(WORK INSTRUCTION): Identify the lines in the data below that contain "Firewall" and give only how many there are.

+++ DATA FOR THE TASK

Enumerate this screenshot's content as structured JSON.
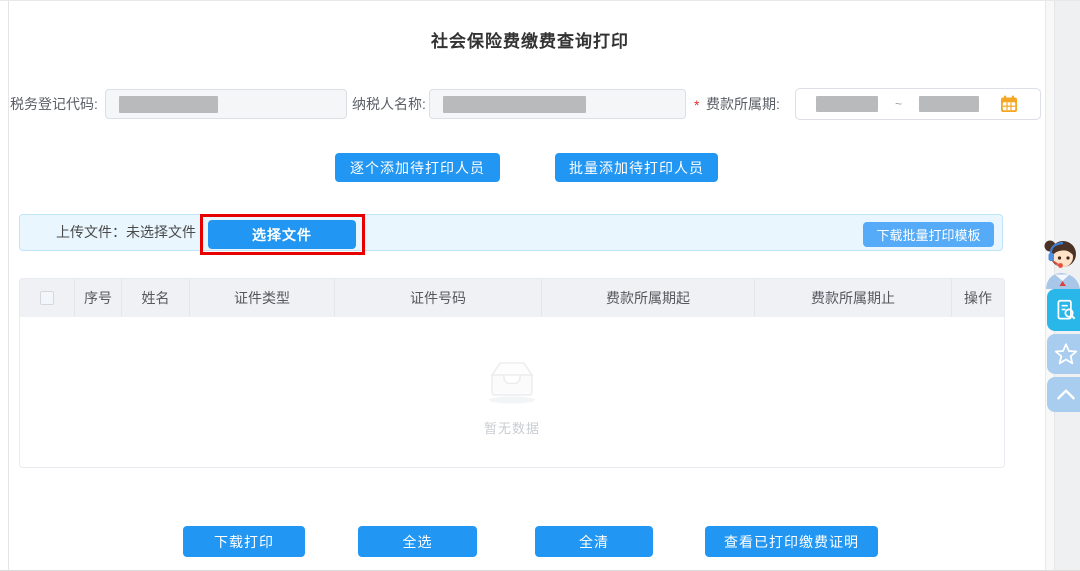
{
  "page": {
    "title": "社会保险费缴费查询打印"
  },
  "form": {
    "tax_code_label": "税务登记代码:",
    "taxpayer_name_label": "纳税人名称:",
    "fee_period_required_mark": "*",
    "fee_period_label": "费款所属期:",
    "fee_period_separator": "~",
    "calendar_icon": "calendar-icon"
  },
  "top_actions": {
    "add_single_label": "逐个添加待打印人员",
    "add_batch_label": "批量添加待打印人员"
  },
  "upload_bar": {
    "upload_label": "上传文件：未选择文件",
    "choose_file_label": "选择文件",
    "download_template_label": "下载批量打印模板"
  },
  "table": {
    "headers": [
      "序号",
      "姓名",
      "证件类型",
      "证件号码",
      "费款所属期起",
      "费款所属期止",
      "操作"
    ],
    "rows": [],
    "empty_text": "暂无数据"
  },
  "bottom_actions": {
    "download_print_label": "下载打印",
    "select_all_label": "全选",
    "clear_all_label": "全清",
    "view_printed_label": "查看已打印缴费证明"
  },
  "sidebar": {
    "icons": [
      "customer-service-avatar",
      "document-search-icon",
      "star-icon",
      "collapse-up-icon"
    ]
  },
  "annotation": {
    "type": "highlight-box",
    "target": "choose-file-button",
    "color": "#e60000"
  },
  "colors": {
    "primary_blue": "#2196f3",
    "template_button_blue": "#55abf7",
    "upload_bar_bg": "#e9f6fe",
    "upload_bar_border": "#c0e4f8",
    "table_header_bg": "#eff1f4",
    "sidebar_button_cyan": "#29b7ea",
    "sidebar_button_light": "#a9cdee",
    "calendar_orange": "#f5a623",
    "redacted_bar_gray": "#b9babc",
    "annotation_red": "#e60000"
  }
}
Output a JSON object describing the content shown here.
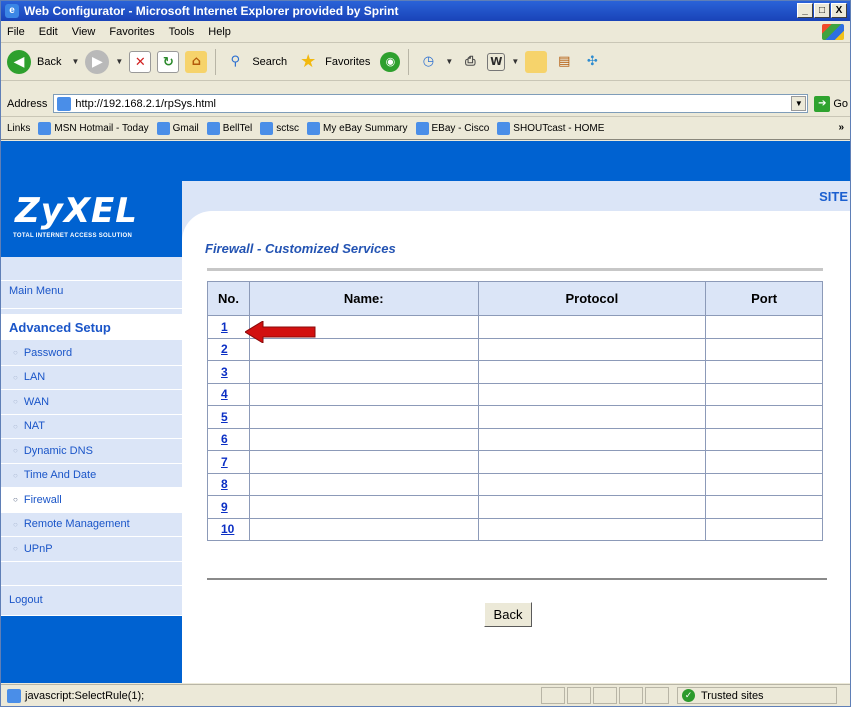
{
  "window": {
    "title": "Web Configurator - Microsoft Internet Explorer provided by Sprint",
    "min_label": "_",
    "max_label": "□",
    "close_label": "X"
  },
  "menu": [
    "File",
    "Edit",
    "View",
    "Favorites",
    "Tools",
    "Help"
  ],
  "toolbar": {
    "back": "Back",
    "search": "Search",
    "favorites": "Favorites"
  },
  "address": {
    "label": "Address",
    "url": "http://192.168.2.1/rpSys.html",
    "go": "Go"
  },
  "links": {
    "label": "Links",
    "items": [
      "MSN Hotmail - Today",
      "Gmail",
      "BellTel",
      "sctsc",
      "My eBay Summary",
      "EBay - Cisco",
      "SHOUTcast - HOME"
    ]
  },
  "brand": {
    "logo": "ZyXEL",
    "tagline": "TOTAL INTERNET ACCESS SOLUTION",
    "site": "SITE"
  },
  "sidebar": {
    "main_menu": "Main Menu",
    "section": "Advanced Setup",
    "items": [
      "Password",
      "LAN",
      "WAN",
      "NAT",
      "Dynamic DNS",
      "Time And Date",
      "Firewall",
      "Remote Management",
      "UPnP"
    ],
    "active": "Firewall",
    "logout": "Logout"
  },
  "page": {
    "title": "Firewall - Customized Services",
    "columns": [
      "No.",
      "Name:",
      "Protocol",
      "Port"
    ],
    "rows": [
      {
        "no": "1",
        "name": "",
        "protocol": "",
        "port": ""
      },
      {
        "no": "2",
        "name": "",
        "protocol": "",
        "port": ""
      },
      {
        "no": "3",
        "name": "",
        "protocol": "",
        "port": ""
      },
      {
        "no": "4",
        "name": "",
        "protocol": "",
        "port": ""
      },
      {
        "no": "5",
        "name": "",
        "protocol": "",
        "port": ""
      },
      {
        "no": "6",
        "name": "",
        "protocol": "",
        "port": ""
      },
      {
        "no": "7",
        "name": "",
        "protocol": "",
        "port": ""
      },
      {
        "no": "8",
        "name": "",
        "protocol": "",
        "port": ""
      },
      {
        "no": "9",
        "name": "",
        "protocol": "",
        "port": ""
      },
      {
        "no": "10",
        "name": "",
        "protocol": "",
        "port": ""
      }
    ],
    "back_button": "Back"
  },
  "status": {
    "text": "javascript:SelectRule(1);",
    "zone": "Trusted sites"
  },
  "colors": {
    "brand_blue": "#0062d1",
    "light_panel": "#dbe5f7",
    "arrow_red": "#d21010"
  }
}
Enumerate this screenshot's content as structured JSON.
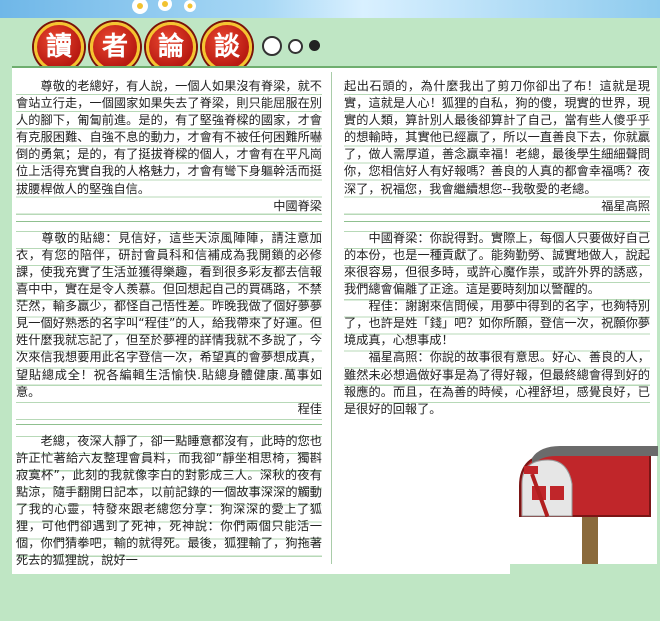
{
  "header": {
    "title_chars": [
      "讀",
      "者",
      "論",
      "談"
    ]
  },
  "colors": {
    "title_red": "#c9231a",
    "title_ring": "#f5c430",
    "background": "#bfe6c4",
    "rule": "#b7d9b7"
  },
  "left": {
    "letter1": {
      "body": "　　尊敬的老總好，有人說，一個人如果沒有脊梁，就不會站立行走，一個國家如果失去了脊梁，則只能屈服在別人的腳下，匍匐前進。是的，有了堅強脊樑的國家，才會有克服困難、自強不息的動力，才會有不被任何困難所嚇倒的勇氣；是的，有了挺拔脊樑的個人，才會有在平凡崗位上活得充實自我的人格魅力，才會有彎下身軀幹活而挺拔腰桿做人的堅強自信。",
      "sig": "中國脊梁"
    },
    "letter2": {
      "body": "　　尊敬的貼總：見信好，這些天涼風陣陣，請注意加衣，有您的陪伴，研討會員科和信補成為我開鎖的必修課，使我充實了生活並獲得樂趣，看到很多彩友都去信報喜中中，實在是令人羨慕。但回想起自己的買碼路，不禁茫然，輸多贏少，都怪自己悟性差。昨晚我做了個好夢夢見一個好熟悉的名字叫“程佳”的人，給我帶來了好運。但姓什麼我就忘記了，但至於夢裡的詳情我就不多說了，今次來信我想要用此名字登信一次，希望真的會夢想成真，望貼總成全！祝各編輯生活愉快.貼總身體健康.萬事如意。",
      "sig": "程佳"
    },
    "letter3": {
      "body": "　　老總，夜深人靜了，卻一點睡意都沒有，此時的您也許正忙著給六友整理會員料，而我卻“靜坐相思椅，獨斟寂寞杯”，此刻的我就像李白的對影成三人。深秋的夜有點涼，隨手翻開日記本，以前記錄的一個故事深深的觸動了我的心靈，特發來跟老總您分享：狗深深的愛上了狐狸，可他們卻遇到了死神，死神說：你們兩個只能活一個，你們猜拳吧，輸的就得死。最後，狐狸輸了，狗拖著死去的狐狸說，說好一"
    }
  },
  "right": {
    "letter3_cont": {
      "body": "起出石頭的，為什麼我出了剪刀你卻出了布！這就是現實，這就是人心！狐狸的自私，狗的傻，現實的世界，現實的人類，算計別人最後卻算計了自己，當有些人傻乎乎的想輸時，其實他已經贏了，所以一直善良下去，你就贏了，做人需厚道，善念贏幸福！老總，最後學生細細聲問你，您相信好人有好報嗎？善良的人真的都會幸福嗎？夜深了，祝福您，我會繼續想您--我敬愛的老總。",
      "sig": "福星高照"
    },
    "replies": [
      "　　中國脊梁：你說得對。實際上，每個人只要做好自己的本份，也是一種貢獻了。能夠勤勞、誠實地做人，說起來很容易，但很多時，或許心魔作祟，或許外界的誘惑，我們總會偏離了正途。這是要時刻加以警醒的。",
      "　　程佳：謝謝來信問候，用夢中得到的名字，也夠特別了，也許是姓「錢」吧？如你所願，登信一次，祝願你夢境成真，心想事成！",
      "　　福星高照：你說的故事很有意思。好心、善良的人，雖然未必想過做好事是為了得好報，但最終總會得到好的報應的。而且，在為善的時候，心裡舒坦，感覺良好，已是很好的回報了。"
    ]
  }
}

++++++

(OUTPUT BELOW): 3